This is a summary of the Save Our Schools submission to the Senate Committee Inquiry on the Australian Education Amendment Bill.
Save Our Schools believes that the Australian Education Amendment Bill (Gonski 2.0) should be put aside until the Commonwealth and State and Territory governments have negotiated a national agreement on school funding.
Gonski 2.0 has too many serious flaws to proceed with.
First, the cap on funding public schools to 20% of their Schooling Resource Standard (SRS) will reinforce the structural incoherence of funding responsibilities between the Commonwealth and State and Territory governments that was heavily criticised in the original report of the Gonski review of school funding. It means that the Commonwealth Government has abandoned taking on an increasing role in funding disadvantaged students, over 80% of whom attend public schools, as envisaged under Gonski 1.0.
Second, it provides funding certainty for private schools, but funding uncertainty for public schools. It fails to require State and Territory governments to increase funding per student adjusted for rising costs as a condition of Commonwealth funding.
This means that average government funding (Commonwealth and State/Territory government) for Catholic and Independent schools will be at their SRS or more in nearly every State. In contrast, average government funding for public schools will be significantly below their SRS in almost every State or Territory.
Progress toward the SRS for public schools will be largely left to the uncertainty of State and Territory government funding which has been cut for public schools in recent years. Nearly all State and Territory governments currently fund public schools significantly below 80% of their SRS. As a result, public schools are likely to remain under-resourced for the task they face in educating over 80% of disadvantaged students.
Third, while it reduces the most grotesque instances of over-funding of private schools, it will provide a huge increase in total over-funding of private schools, not less. This is because Commonwealth funding of private schools will be lifted to 80% of their SRS and many private schools are already funded at above 20% of their SRS by State and Territory governments.
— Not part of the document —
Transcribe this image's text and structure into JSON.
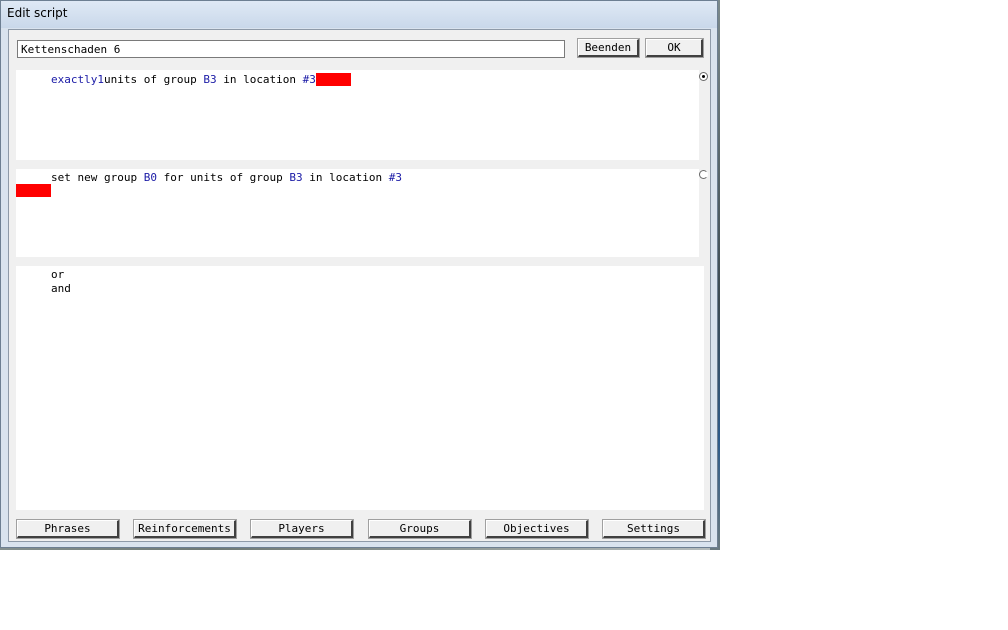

As a reusult, the percentage of Independent schools funded above their SRS will increase from 17% to 65%. Many private schools in all States and Territories will have their total government funding increased to over their SRS. Many that are already over-funded with have their over-funding increased and many others will remain over-funded despite cuts or slower increases in their funding.
In addition to these flaws, the indexation arrangements will likely result in schools not being adequately funded to meet rising wages and other costs over the long term.
The Commonwealth and State and Territory governments should negotiate a Gonski PLUS national school funding plan that delivers the large funding increase needed by disadvantaged students and creates a national funding system to ensure equity in funding for all students, across all schools and all systems. It could be funded by eliminating all over-funding of private schools.
At the very least, the 20% cap on Commonwealth funding for public schools proposed by Gonski 2.0 should be rejected and the current legislative requirement for the Commonwealth to increase funding for schools resourced below their SRS by at least 4.7% per year until they reach their SRS should be retained. Additionally, the Commonwealth Government should require State and Territory governments to increase their inflation-adjusted per student funding for public schools as a condition of Commonwealth funding.
Save Our Schools supports the announced review on how school funding can be better used to improve student achievement and school performance. However, it believes the terms of reference should be extended to assessing whether the funding increase announced by the Government is sufficient to address the outstanding needs of students.